Restaurateur and musician Tim McCloone is also the founder of Holiday Express. He created the idea of offering a live band performance during the nonprofit's events.

Wolton said the nonprofit's mission is to provide a party for those who wouldn't ordinarily have one.

"It's a great day, this is really what the holiday is all about," said Bob Martin, Holiday Express director of development. "This is an amazing collaboration of community members bringing light into people's lives."

Meanwhile, Holiday Express was also hosting a similar party at the same time over at St. Ann's Church in Newark, where an additional several hundred people were served.

"I feel very blessed to be here today, and to enjoy such a festive engagement," said Sharon Evans, Newark citizen.

During the event, a song was dedicated to Barbara Moran, a volunteer who recently passed away. The emcee said "she was a little thing but extremely feisty." Several of the returning guests were familiar with her.
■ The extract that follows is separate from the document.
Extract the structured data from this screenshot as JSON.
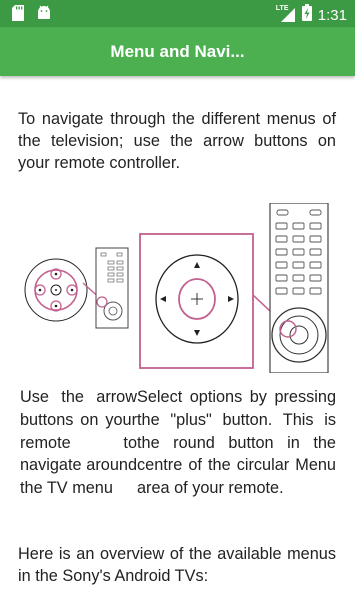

"It was nice, you really go out of y'all way for people. I really enjoyed it," said Jackie Jacobs of East Orange. 

Holiday Express is powered by 1,500 volunteers and relies solely on donations. The nonprofit hosts 100 events across New Jersey each year, mostly during November and December, and assists communities during tragedies.

Wolton said Holiday Express events reach an estimated 27,000 people annually.